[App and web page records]
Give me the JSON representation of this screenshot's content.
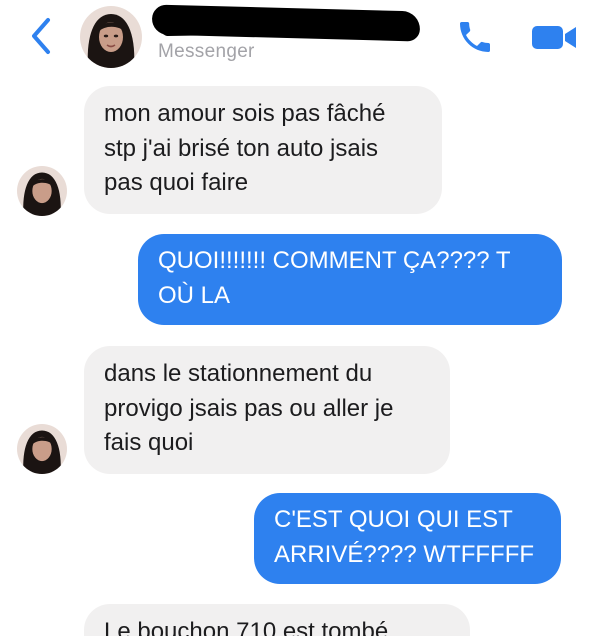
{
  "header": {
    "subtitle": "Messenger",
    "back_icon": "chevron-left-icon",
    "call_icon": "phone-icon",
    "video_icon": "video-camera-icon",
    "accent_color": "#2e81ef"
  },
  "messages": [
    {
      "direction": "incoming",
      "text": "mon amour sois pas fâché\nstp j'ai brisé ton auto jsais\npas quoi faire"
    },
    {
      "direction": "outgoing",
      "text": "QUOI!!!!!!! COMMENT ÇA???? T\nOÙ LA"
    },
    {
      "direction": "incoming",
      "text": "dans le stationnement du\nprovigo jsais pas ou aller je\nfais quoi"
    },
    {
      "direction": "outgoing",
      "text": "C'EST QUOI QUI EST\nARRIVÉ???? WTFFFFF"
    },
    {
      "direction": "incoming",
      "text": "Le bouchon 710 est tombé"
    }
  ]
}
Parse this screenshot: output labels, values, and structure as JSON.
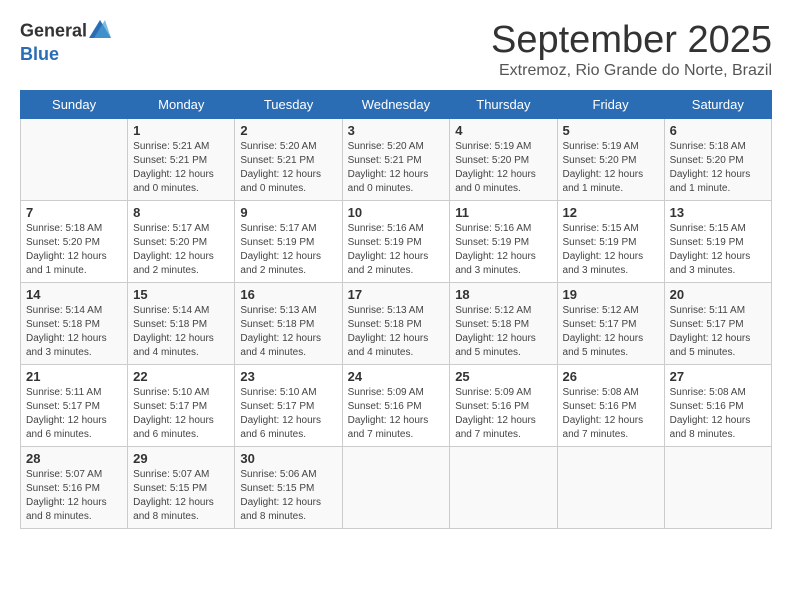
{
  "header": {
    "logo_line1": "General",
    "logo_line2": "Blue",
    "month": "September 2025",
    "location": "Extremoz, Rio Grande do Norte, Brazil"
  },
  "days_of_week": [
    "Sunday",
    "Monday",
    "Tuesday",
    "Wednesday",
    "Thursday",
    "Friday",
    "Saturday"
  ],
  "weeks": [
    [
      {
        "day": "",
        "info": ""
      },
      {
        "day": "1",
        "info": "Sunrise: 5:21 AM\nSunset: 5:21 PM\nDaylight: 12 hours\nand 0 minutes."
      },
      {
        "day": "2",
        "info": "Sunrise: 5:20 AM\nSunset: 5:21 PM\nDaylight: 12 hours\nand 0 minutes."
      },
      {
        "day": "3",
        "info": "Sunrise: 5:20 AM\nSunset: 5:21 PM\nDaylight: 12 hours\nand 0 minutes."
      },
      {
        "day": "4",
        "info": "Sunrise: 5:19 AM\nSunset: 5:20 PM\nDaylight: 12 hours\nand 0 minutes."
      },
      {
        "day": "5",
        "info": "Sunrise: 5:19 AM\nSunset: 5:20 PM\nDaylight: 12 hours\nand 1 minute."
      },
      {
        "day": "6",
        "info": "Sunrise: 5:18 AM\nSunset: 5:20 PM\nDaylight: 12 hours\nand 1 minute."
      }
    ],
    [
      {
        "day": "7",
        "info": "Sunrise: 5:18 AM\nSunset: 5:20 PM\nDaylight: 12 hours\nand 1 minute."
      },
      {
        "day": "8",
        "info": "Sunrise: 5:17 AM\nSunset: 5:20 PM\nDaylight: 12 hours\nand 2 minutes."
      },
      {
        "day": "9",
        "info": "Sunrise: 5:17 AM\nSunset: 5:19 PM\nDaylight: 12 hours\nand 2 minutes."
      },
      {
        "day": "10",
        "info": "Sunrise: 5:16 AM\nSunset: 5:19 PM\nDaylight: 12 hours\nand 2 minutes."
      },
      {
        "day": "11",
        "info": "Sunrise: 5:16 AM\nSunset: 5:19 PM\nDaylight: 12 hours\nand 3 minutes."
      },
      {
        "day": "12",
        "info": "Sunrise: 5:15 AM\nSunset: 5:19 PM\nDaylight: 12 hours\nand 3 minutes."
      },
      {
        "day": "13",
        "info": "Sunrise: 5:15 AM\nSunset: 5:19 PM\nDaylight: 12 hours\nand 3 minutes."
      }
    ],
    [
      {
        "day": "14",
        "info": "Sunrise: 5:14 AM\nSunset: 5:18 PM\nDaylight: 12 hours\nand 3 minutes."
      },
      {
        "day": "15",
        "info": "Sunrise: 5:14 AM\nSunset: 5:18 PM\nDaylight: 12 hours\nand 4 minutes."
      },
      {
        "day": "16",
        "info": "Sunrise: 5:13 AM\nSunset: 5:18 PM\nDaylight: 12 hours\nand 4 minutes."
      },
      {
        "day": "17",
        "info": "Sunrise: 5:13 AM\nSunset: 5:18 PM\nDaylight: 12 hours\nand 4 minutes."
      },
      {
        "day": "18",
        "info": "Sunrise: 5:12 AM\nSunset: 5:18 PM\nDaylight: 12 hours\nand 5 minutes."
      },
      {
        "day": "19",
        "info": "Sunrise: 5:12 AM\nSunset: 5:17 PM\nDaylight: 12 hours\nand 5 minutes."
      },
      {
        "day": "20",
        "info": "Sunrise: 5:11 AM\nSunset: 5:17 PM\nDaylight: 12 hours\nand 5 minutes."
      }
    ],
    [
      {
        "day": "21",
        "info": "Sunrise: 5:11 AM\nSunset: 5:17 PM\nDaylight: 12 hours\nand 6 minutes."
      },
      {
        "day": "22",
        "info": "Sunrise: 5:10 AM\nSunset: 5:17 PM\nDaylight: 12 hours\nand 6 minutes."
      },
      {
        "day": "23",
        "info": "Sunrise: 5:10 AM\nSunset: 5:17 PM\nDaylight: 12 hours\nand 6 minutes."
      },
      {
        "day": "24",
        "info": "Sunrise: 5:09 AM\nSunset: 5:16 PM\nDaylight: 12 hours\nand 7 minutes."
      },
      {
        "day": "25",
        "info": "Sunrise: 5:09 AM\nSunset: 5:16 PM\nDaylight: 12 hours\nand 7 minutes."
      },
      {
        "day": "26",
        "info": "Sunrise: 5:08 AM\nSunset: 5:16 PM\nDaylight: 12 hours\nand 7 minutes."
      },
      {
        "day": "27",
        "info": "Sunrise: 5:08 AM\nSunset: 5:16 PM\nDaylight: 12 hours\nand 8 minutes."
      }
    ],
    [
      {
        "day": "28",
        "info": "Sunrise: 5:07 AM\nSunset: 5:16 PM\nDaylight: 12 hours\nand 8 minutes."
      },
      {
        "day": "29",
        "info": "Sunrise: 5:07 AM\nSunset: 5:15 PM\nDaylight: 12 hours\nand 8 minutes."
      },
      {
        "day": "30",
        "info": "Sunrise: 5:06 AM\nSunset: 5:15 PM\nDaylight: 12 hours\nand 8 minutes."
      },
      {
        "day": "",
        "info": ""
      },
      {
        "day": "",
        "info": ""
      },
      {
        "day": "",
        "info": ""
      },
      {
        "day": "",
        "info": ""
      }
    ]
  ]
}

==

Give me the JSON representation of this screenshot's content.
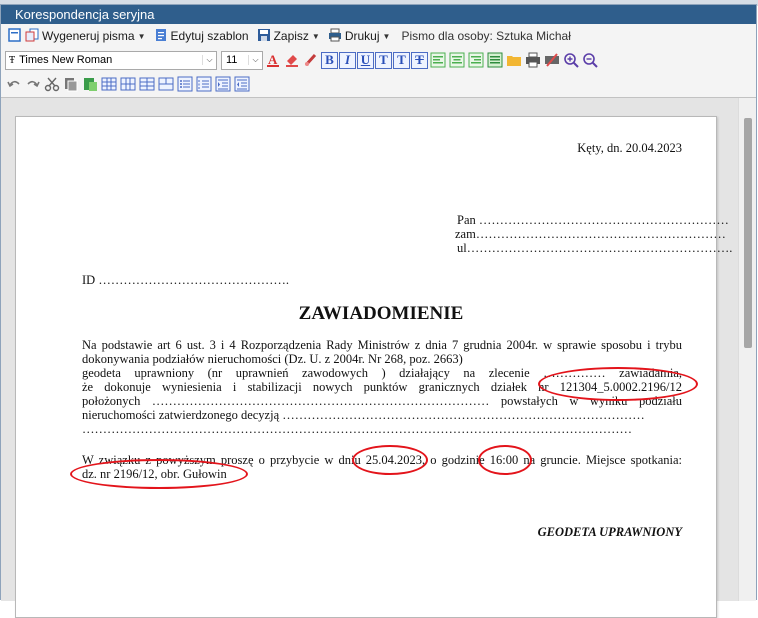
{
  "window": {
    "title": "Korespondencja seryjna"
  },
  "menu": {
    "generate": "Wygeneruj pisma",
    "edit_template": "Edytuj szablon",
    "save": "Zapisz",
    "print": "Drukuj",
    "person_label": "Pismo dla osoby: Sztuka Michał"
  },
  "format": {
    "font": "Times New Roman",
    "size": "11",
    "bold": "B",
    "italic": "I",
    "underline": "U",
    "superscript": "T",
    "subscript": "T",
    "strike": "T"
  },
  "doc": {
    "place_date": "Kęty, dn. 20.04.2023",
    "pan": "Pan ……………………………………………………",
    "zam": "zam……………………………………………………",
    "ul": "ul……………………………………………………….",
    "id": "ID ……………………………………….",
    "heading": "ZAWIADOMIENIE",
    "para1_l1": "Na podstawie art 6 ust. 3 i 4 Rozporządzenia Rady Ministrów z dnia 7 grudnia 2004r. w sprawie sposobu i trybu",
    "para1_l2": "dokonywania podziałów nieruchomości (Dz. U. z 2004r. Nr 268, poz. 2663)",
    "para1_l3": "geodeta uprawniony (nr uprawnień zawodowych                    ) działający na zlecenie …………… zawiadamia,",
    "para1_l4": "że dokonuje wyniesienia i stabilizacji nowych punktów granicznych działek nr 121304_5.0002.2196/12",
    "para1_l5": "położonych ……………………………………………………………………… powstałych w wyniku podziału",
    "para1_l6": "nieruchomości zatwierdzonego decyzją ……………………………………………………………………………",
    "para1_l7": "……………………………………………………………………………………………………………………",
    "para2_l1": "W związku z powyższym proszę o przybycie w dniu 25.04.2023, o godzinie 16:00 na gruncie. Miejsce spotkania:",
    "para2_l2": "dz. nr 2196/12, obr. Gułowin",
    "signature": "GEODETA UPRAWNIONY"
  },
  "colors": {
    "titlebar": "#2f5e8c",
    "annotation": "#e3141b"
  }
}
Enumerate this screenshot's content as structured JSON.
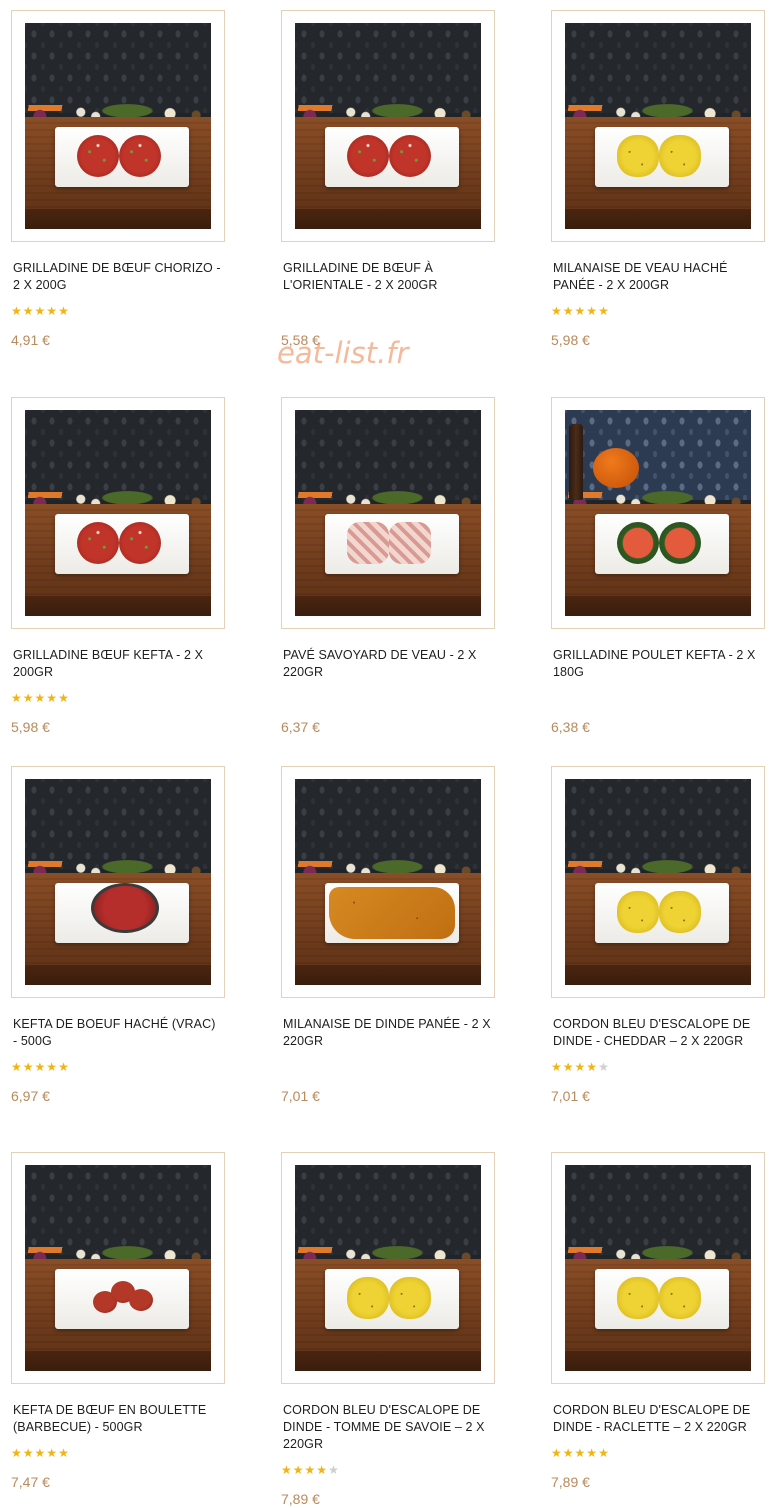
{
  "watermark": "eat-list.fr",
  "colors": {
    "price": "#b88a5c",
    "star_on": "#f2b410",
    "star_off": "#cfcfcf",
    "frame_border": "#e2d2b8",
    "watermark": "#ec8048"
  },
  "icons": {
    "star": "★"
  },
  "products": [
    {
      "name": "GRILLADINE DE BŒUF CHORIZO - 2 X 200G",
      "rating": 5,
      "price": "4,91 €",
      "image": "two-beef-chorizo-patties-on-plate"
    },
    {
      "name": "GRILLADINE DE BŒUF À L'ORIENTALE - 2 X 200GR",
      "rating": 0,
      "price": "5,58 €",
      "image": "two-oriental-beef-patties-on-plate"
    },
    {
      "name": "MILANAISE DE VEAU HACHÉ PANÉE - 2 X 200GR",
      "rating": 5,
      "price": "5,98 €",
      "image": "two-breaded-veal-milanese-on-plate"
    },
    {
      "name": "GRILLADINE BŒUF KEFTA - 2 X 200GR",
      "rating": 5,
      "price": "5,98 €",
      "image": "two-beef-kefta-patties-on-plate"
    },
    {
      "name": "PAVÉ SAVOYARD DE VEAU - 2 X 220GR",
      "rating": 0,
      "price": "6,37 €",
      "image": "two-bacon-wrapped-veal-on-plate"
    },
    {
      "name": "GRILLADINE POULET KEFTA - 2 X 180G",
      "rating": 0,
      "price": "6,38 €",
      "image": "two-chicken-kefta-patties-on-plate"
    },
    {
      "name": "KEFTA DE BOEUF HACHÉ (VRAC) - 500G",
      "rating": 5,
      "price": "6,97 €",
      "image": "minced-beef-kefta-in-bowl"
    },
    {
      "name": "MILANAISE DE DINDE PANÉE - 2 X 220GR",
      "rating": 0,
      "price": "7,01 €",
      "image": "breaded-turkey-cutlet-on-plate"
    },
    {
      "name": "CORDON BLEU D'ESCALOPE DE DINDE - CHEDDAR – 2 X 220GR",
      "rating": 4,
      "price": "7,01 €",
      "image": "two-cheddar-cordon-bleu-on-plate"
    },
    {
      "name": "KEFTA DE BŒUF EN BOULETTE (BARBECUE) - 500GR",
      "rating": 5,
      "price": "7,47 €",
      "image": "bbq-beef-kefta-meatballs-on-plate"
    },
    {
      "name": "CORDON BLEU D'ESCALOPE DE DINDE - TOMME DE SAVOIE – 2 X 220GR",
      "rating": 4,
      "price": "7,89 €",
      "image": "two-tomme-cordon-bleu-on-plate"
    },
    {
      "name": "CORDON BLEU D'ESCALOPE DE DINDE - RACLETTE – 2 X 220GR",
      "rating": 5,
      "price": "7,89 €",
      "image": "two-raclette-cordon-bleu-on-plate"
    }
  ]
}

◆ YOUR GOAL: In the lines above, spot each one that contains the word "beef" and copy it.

◆ FINISHED EXERCISE:
      "image": "two-beef-chorizo-patties-on-plate"
      "image": "two-oriental-beef-patties-on-plate"
      "image": "two-beef-kefta-patties-on-plate"
      "image": "minced-beef-kefta-in-bowl"
      "image": "bbq-beef-kefta-meatballs-on-plate"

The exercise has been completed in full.